What needs to be done => Please find the lines in the entries below that contain the word "time", and copy each one.

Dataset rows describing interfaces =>
——————————

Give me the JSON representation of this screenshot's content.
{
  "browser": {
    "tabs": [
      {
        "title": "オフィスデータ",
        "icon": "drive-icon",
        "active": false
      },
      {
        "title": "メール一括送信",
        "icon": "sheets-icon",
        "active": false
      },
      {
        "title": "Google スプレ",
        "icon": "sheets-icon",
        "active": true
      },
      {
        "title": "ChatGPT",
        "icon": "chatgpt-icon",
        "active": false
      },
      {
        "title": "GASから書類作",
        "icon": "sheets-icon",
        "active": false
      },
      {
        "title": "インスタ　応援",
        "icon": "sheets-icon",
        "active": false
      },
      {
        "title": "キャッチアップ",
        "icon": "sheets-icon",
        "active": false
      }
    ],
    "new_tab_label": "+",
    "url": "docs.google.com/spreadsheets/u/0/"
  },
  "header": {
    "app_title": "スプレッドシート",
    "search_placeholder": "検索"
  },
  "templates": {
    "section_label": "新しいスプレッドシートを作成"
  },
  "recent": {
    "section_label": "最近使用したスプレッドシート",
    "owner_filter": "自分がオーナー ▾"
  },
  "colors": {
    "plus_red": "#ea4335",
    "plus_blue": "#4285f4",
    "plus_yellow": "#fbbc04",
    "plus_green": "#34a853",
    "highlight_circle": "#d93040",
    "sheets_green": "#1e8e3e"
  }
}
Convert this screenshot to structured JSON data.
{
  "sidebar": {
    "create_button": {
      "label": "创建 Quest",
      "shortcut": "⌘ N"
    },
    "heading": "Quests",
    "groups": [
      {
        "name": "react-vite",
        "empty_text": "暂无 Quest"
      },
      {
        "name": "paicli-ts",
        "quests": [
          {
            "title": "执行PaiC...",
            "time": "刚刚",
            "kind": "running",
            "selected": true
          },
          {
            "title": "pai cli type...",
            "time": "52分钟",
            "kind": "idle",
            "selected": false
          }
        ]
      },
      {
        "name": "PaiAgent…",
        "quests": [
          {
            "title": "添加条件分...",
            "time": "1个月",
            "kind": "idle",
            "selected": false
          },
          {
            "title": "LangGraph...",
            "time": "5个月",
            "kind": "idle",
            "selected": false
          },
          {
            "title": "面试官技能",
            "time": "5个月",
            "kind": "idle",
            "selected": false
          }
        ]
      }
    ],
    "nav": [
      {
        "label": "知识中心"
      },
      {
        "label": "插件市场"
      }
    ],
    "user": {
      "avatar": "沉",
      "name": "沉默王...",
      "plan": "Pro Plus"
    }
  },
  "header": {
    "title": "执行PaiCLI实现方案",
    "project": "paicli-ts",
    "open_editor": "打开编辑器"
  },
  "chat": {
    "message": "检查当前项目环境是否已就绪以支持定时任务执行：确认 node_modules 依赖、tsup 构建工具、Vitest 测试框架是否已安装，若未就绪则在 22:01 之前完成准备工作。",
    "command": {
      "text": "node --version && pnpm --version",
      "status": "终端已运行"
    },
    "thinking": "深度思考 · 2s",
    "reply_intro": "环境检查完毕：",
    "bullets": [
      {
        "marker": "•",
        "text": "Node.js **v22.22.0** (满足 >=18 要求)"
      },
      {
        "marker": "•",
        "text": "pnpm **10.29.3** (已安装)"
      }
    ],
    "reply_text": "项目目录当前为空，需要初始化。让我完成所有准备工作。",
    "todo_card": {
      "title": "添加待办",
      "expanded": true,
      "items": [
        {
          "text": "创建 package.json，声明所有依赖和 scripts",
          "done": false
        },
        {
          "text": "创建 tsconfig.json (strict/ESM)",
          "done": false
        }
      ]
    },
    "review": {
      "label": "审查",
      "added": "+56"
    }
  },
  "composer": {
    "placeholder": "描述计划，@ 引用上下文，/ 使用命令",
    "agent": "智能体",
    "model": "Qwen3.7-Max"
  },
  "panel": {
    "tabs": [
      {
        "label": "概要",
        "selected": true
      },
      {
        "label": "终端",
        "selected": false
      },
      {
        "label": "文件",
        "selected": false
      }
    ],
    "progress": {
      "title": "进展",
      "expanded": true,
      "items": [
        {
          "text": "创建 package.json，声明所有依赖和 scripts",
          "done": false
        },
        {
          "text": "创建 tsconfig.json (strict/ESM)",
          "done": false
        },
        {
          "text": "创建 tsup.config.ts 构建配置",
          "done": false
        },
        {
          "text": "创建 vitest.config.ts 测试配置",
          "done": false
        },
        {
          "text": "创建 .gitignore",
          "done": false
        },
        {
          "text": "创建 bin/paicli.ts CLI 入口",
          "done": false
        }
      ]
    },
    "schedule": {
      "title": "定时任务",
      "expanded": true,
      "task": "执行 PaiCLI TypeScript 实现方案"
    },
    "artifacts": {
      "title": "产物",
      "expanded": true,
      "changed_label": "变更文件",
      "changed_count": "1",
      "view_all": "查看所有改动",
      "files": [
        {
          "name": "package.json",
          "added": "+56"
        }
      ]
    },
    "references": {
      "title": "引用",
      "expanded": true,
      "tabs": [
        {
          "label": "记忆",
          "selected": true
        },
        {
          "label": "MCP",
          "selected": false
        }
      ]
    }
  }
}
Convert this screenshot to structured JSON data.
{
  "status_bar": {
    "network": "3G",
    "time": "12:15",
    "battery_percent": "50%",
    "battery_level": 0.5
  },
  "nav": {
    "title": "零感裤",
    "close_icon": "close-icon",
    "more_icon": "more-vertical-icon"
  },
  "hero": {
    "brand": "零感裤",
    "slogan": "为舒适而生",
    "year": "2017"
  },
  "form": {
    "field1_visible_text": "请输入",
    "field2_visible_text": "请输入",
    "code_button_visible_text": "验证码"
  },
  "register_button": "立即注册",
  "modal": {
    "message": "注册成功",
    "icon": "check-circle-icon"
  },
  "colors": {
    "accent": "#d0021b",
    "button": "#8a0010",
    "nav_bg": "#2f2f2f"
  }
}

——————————

Exercise solution =>
            "time": "刚刚",
            "time": "52分钟",
            "time": "1个月",
            "time": "5个月",
            "time": "5个月",
    "time": "12:15",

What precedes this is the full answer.